In a recent interview with the Toronto Star, Assembly of First Nations National Chief Perry Bellegarde was asked to rate the relationship between the current Conservative government and Canada’s aboriginal people on a scale of one to 10.
While the AFN nation chief said it would not be a 10 or a one, he added the score would be pretty low.
The main parties running in this federal election are all looking to raise that number should they form the next government.
As a result, while aboriginal issue platform policies have not been fully released by the parties, promises of support for the country’s aboriginal population have already been made.
The Conservatives, in the most recent federal budget, included $200 million over five years to help First Nations, $215 million over five years to provide skills and development training for aboriginal people, and $34 million over five years to help the Canadian Environmental Assessment Agency support consultations with indigenous peoples over resource management issues.
An earlier commitment by the government pledged $500 million over seven years to improve on-reserve school infrastructure.
Meanwhile, NDP leader Thomas Mulcair, prior to releasing his party’s aboriginal platform, has vowed to set up a national inquiry into the issue of missing and murdered aboriginal women within the first 100 days of an NDP government taking power and creation of a cabinet-level committee to make sure treaty rights, inherent rights and Canada’s international obligations to its First Nations are met when government decisions are made.
The party’s aboriginal platform is expected to include promises of more money for First Nations’ education and infrastructure on reserves.
As government, the Greens say they will restore the $5.1 billion commitment and the specifics of the Kelowna Accord, which was reached between federal and provincial, territorial and First Nations governments in Canada in November 2005.
The Greens propose to increase access for First Nations education by removing the two per cent funding cap and fully funding the program back log at a cost of $424 million
They’d also ensure that Canada upholds the UN Declaration on the Rights of Indigenous People and launch a full inquiry into missing and murdered Aboriginal women;
Liberal leader Justin Trudeau has already promised $2.6 billion in spending on First Nations issues, including $515 million per year in core funding for kindergarten to Grade 12 education on reserves.
That figure would rise to $750 million per year by the end of the Liberals’ first term in office.

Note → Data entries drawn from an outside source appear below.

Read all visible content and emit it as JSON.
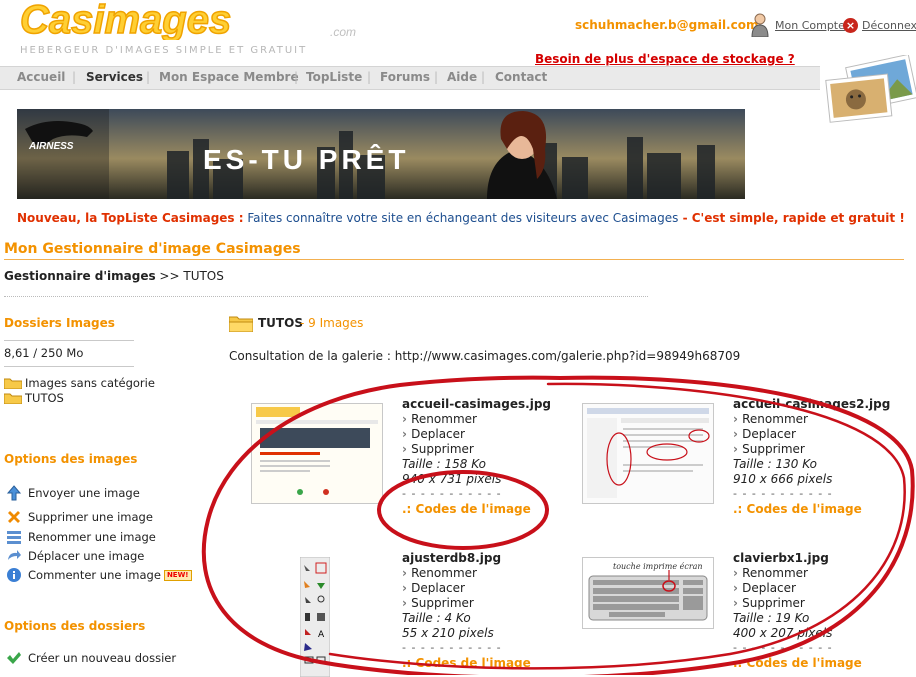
{
  "header": {
    "logo_text": "Casimages",
    "logo_suffix": ".com",
    "tagline": "HEBERGEUR D'IMAGES SIMPLE ET GRATUIT",
    "user_email": "schuhmacher.b@gmail.com",
    "account_label": "Mon Compte",
    "logout_label": "Déconnexio",
    "storage_link": "Besoin de plus d'espace de stockage ?"
  },
  "nav": {
    "items": [
      "Accueil",
      "Services",
      "Mon Espace Membre",
      "TopListe",
      "Forums",
      "Aide",
      "Contact"
    ],
    "active": "Services"
  },
  "banner": {
    "brand": "AIRNESS",
    "slogan": "ES-TU PRÊT"
  },
  "news": {
    "part1": "Nouveau, la TopListe Casimages :",
    "part2": " Faites connaître votre site en échangeant des visiteurs avec Casimages",
    "part3": " - C'est simple, rapide et gratuit !"
  },
  "page": {
    "title": "Mon Gestionnaire d'image Casimages",
    "breadcrumb_root": "Gestionnaire d'images",
    "breadcrumb_sep": " >> ",
    "breadcrumb_current": "TUTOS"
  },
  "sidebar": {
    "folders_title": "Dossiers Images",
    "storage_usage": "8,61 / 250 Mo",
    "folders": [
      "Images sans catégorie",
      "TUTOS"
    ],
    "image_options_title": "Options des images",
    "image_options": [
      {
        "label": "Envoyer une image",
        "icon": "upload-icon"
      },
      {
        "label": "Supprimer une image",
        "icon": "delete-icon"
      },
      {
        "label": "Renommer une image",
        "icon": "rename-icon"
      },
      {
        "label": "Déplacer une image",
        "icon": "move-icon"
      },
      {
        "label": "Commenter une image",
        "icon": "comment-icon",
        "badge": "NEW!"
      }
    ],
    "folder_options_title": "Options des dossiers",
    "folder_options": [
      {
        "label": "Créer un nouveau dossier",
        "icon": "check-icon"
      }
    ]
  },
  "gallery": {
    "folder_name": "TUTOS",
    "count": " - 9 Images",
    "consult_label": "Consultation de la galerie :",
    "consult_url": "http://www.casimages.com/galerie.php?id=98949h68709",
    "actions": [
      "Renommer",
      "Deplacer",
      "Supprimer"
    ],
    "codes_label": ".: Codes de l'image",
    "dashes": "- - - - - - - - - - -",
    "images": [
      {
        "filename": "accueil-casimages.jpg",
        "size": "Taille : 158 Ko",
        "dims": "940 x 731 pixels"
      },
      {
        "filename": "accueil-casimages2.jpg",
        "size": "Taille : 130 Ko",
        "dims": "910 x 666 pixels"
      },
      {
        "filename": "ajusterdb8.jpg",
        "size": "Taille : 4 Ko",
        "dims": "55 x 210 pixels"
      },
      {
        "filename": "clavierbx1.jpg",
        "size": "Taille : 19 Ko",
        "dims": "400 x 207 pixels"
      }
    ],
    "keyboard_caption": "touche imprime écran"
  },
  "colors": {
    "accent": "#f39200",
    "news_red": "#e03000",
    "news_blue": "#1d4e8f",
    "annotation_red": "#c8101a"
  }
}
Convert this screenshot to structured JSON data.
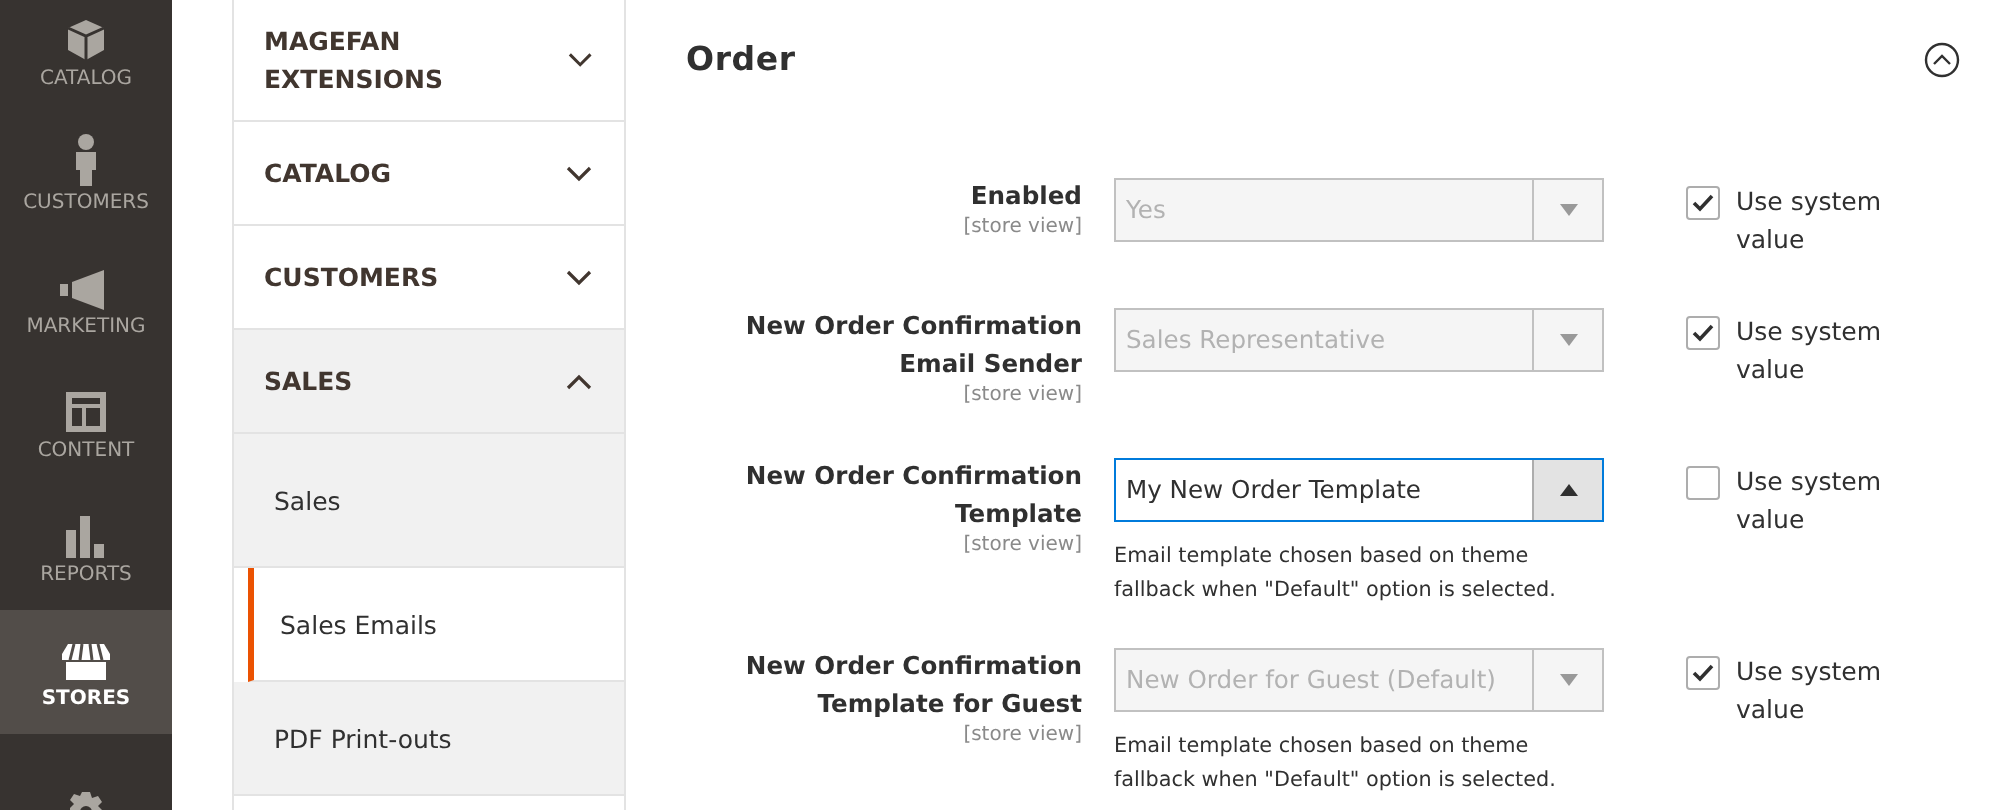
{
  "nav": [
    {
      "label": "CATALOG",
      "selected": false
    },
    {
      "label": "CUSTOMERS",
      "selected": false
    },
    {
      "label": "MARKETING",
      "selected": false
    },
    {
      "label": "CONTENT",
      "selected": false
    },
    {
      "label": "REPORTS",
      "selected": false
    },
    {
      "label": "STORES",
      "selected": true
    },
    {
      "selected": false
    }
  ],
  "config_tabs": [
    {
      "label": "MAGEFAN EXTENSIONS",
      "expanded": false
    },
    {
      "label": "CATALOG",
      "expanded": false
    },
    {
      "label": "CUSTOMERS",
      "expanded": false
    },
    {
      "label": "SALES",
      "expanded": true,
      "children": [
        {
          "label": "Sales",
          "selected": false
        },
        {
          "label": "Sales Emails",
          "selected": true
        },
        {
          "label": "PDF Print-outs",
          "selected": false
        }
      ]
    }
  ],
  "section": {
    "title": "Order",
    "expanded": true
  },
  "fields": [
    {
      "label": "Enabled",
      "scope": "[store view]",
      "value": "Yes",
      "disabled": true,
      "open": false,
      "use_system_value": {
        "label": "Use system value",
        "checked": true
      }
    },
    {
      "label": "New Order Confirmation Email Sender",
      "scope": "[store view]",
      "value": "Sales Representative",
      "disabled": true,
      "open": false,
      "use_system_value": {
        "label": "Use system value",
        "checked": true
      }
    },
    {
      "label": "New Order Confirmation Template",
      "scope": "[store view]",
      "value": "My New Order Template",
      "disabled": false,
      "open": true,
      "note": "Email template chosen based on theme fallback when \"Default\" option is selected.",
      "use_system_value": {
        "label": "Use system value",
        "checked": false
      }
    },
    {
      "label": "New Order Confirmation Template for Guest",
      "scope": "[store view]",
      "value": "New Order for Guest (Default)",
      "disabled": true,
      "open": false,
      "note": "Email template chosen based on theme fallback when \"Default\" option is selected.",
      "use_system_value": {
        "label": "Use system value",
        "checked": true
      }
    }
  ]
}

Another $500 million over three years has been promised for school infrastructure on reserves and $50 million more per year in financial assistance for aboriginal students attending post-secondary education.
Trudeau has also pledged to implement all the recommendations made by the Truth and Reconciliation Commission and call a national public inquiry into the issue of murdered and missing aboriginal women.
Speaking at an all-candidates forum at UBC Okanagan on Wednesday, Kelowna-Lake-Country Liberal candidate Stephen Fuhr said for him the issue of dealing with aboriginal issues goes beyond simply dollar and cents. It is a moral one.
“(The federal government) made agreements and (it) has to live up to them,” he said.
“We have a constitutional responsibility here, but it is also the right thing to do.”
Conservative candidate Ron Cannan told the Kelowna Capital News as the MP for the last nine years, he has developed a good working relationship with leaders of both the Westbank First Nation and the Okanagan Indian Band, one that has seen results, such as more money for skills training for aboriginal students at both Okanagan College and UBCO and on-reserve infrastructure for the Okanagan Indian Band.
He said while concerns voiced elsewhere about federal changes made to voting identification requirements that some feel will adversely affect aboriginal people voting in this election have never been raised with him, he expects issues concerning more assistance for Canada’s First Nations will be a focus if the Conservatives are re-elected to government.
The NDP candidate running in the Kelowna-Lake Country riding, Norah Bowman told the all-candidates gathering at UBCO she was proud her party would immediately launch a national public inquiry into the issue of murdered and missing aboriginal women in Canada if it forms the next government.